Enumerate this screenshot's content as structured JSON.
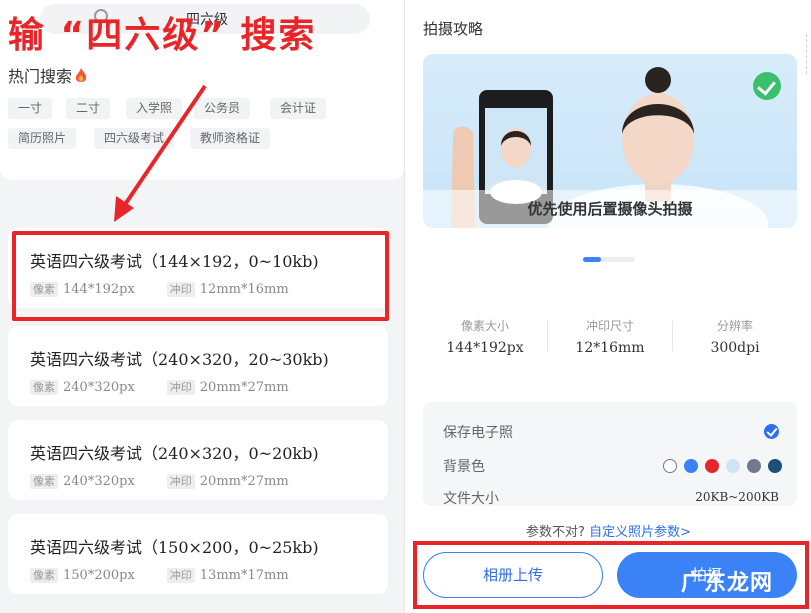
{
  "search": {
    "query": "四六级"
  },
  "overlay_caption": "输 “四六级” 搜索",
  "hot": {
    "title": "热门搜索",
    "tags": [
      "一寸",
      "二寸",
      "入学照",
      "公务员",
      "会计证",
      "简历照片",
      "四六级考试",
      "教师资格证"
    ]
  },
  "results": [
    {
      "title": "英语四六级考试（144×192，0~10kb)",
      "pixel_label": "像素",
      "pixel": "144*192px",
      "print_label": "冲印",
      "print": "12mm*16mm"
    },
    {
      "title": "英语四六级考试（240×320，20~30kb)",
      "pixel_label": "像素",
      "pixel": "240*320px",
      "print_label": "冲印",
      "print": "20mm*27mm"
    },
    {
      "title": "英语四六级考试（240×320，0~20kb)",
      "pixel_label": "像素",
      "pixel": "240*320px",
      "print_label": "冲印",
      "print": "20mm*27mm"
    },
    {
      "title": "英语四六级考试（150×200，0~25kb)",
      "pixel_label": "像素",
      "pixel": "150*200px",
      "print_label": "冲印",
      "print": "13mm*17mm"
    }
  ],
  "detail": {
    "title": "拍摄攻略",
    "hero_caption": "优先使用后置摄像头拍摄",
    "specs": [
      {
        "label": "像素大小",
        "value": "144*192px"
      },
      {
        "label": "冲印尺寸",
        "value": "12*16mm"
      },
      {
        "label": "分辨率",
        "value": "300dpi"
      }
    ],
    "options": {
      "save_label": "保存电子照",
      "bg_label": "背景色",
      "filesize_label": "文件大小",
      "filesize_value": "20KB~200KB",
      "bg_colors": [
        "#ffffff",
        "#3b82f6",
        "#e8262a",
        "#cfe3f5",
        "#6f7a8f",
        "#1f4e79"
      ]
    },
    "hint_text": "参数不对?",
    "hint_link": "自定义照片参数>",
    "album_button": "相册上传",
    "shoot_button": "拍摄",
    "watermark": "广东龙网"
  }
}
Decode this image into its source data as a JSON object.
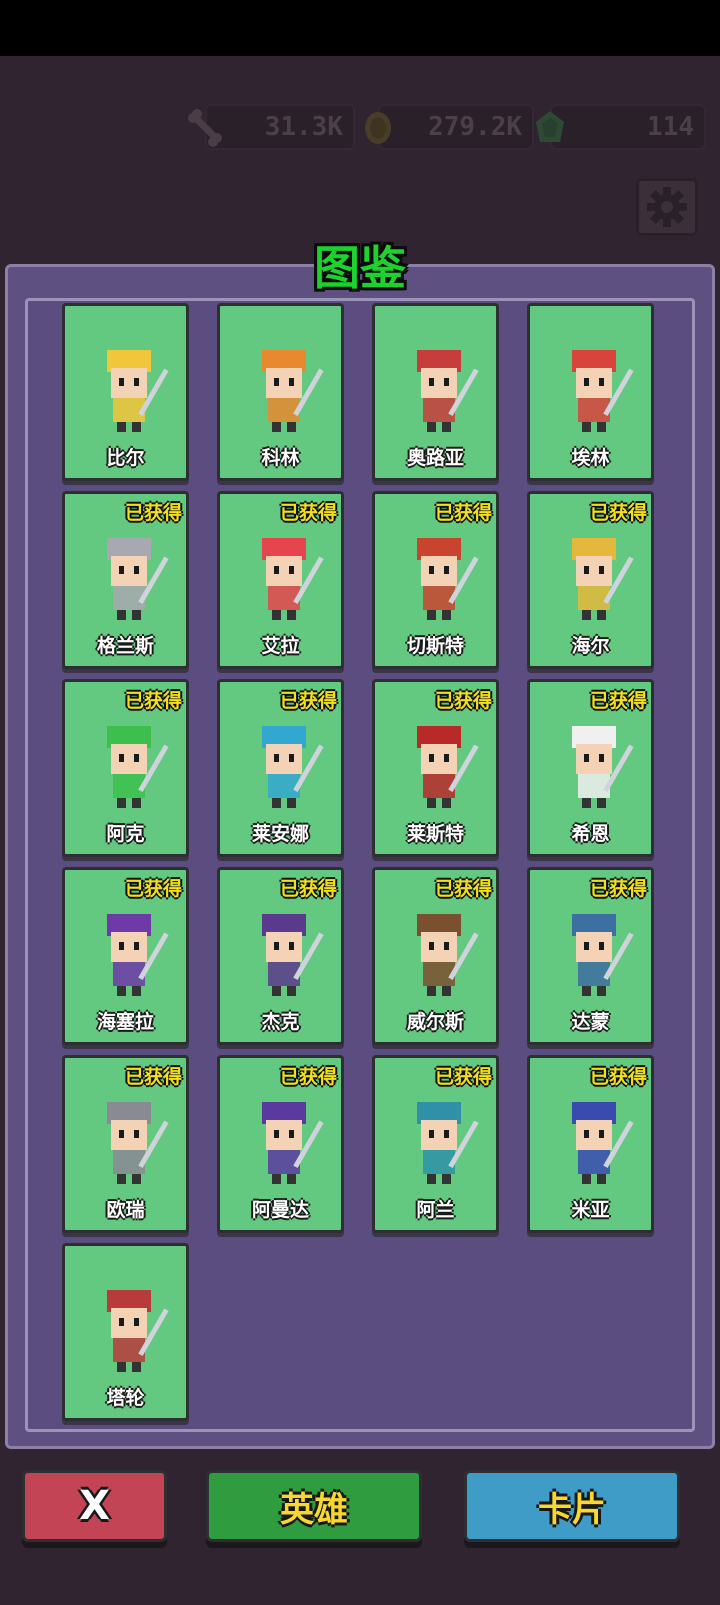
{
  "title": "图鉴",
  "resources": {
    "bone": "31.3K",
    "coin": "279.2K",
    "gem": "114"
  },
  "badge_text": "已获得",
  "heroes": [
    {
      "name": "比尔",
      "owned": false,
      "color": "#f2c63a"
    },
    {
      "name": "科林",
      "owned": false,
      "color": "#e8892f"
    },
    {
      "name": "奥路亚",
      "owned": false,
      "color": "#c73d3d"
    },
    {
      "name": "埃林",
      "owned": false,
      "color": "#d8433c"
    },
    {
      "name": "格兰斯",
      "owned": true,
      "color": "#a8a8b0"
    },
    {
      "name": "艾拉",
      "owned": true,
      "color": "#e6454e"
    },
    {
      "name": "切斯特",
      "owned": true,
      "color": "#c8442f"
    },
    {
      "name": "海尔",
      "owned": true,
      "color": "#e3b83c"
    },
    {
      "name": "阿克",
      "owned": true,
      "color": "#3cbf4c"
    },
    {
      "name": "莱安娜",
      "owned": true,
      "color": "#32a8d0"
    },
    {
      "name": "莱斯特",
      "owned": true,
      "color": "#b82a2a"
    },
    {
      "name": "希恩",
      "owned": true,
      "color": "#f0f0f0"
    },
    {
      "name": "海塞拉",
      "owned": true,
      "color": "#6d3aa8"
    },
    {
      "name": "杰克",
      "owned": true,
      "color": "#5a3a8c"
    },
    {
      "name": "威尔斯",
      "owned": true,
      "color": "#7a5030"
    },
    {
      "name": "达蒙",
      "owned": true,
      "color": "#3d6fa0"
    },
    {
      "name": "欧瑞",
      "owned": true,
      "color": "#8a8a94"
    },
    {
      "name": "阿曼达",
      "owned": true,
      "color": "#5b3aa0"
    },
    {
      "name": "阿兰",
      "owned": true,
      "color": "#2f90a8"
    },
    {
      "name": "米亚",
      "owned": true,
      "color": "#3a4bb0"
    },
    {
      "name": "塔轮",
      "owned": false,
      "color": "#b83a3a"
    }
  ],
  "buttons": {
    "close": "X",
    "hero": "英雄",
    "card": "卡片"
  }
}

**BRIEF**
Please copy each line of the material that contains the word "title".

**TASK RESPONSE**
    "title": "热门搜索",
      "title": "英语四六级考试（144×192，0~10kb)",
      "title": "英语四六级考试（240×320，20~30kb)",
      "title": "英语四六级考试（240×320，0~20kb)",
      "title": "英语四六级考试（150×200，0~25kb)",
    "title": "拍摄攻略",
  "title": "图鉴",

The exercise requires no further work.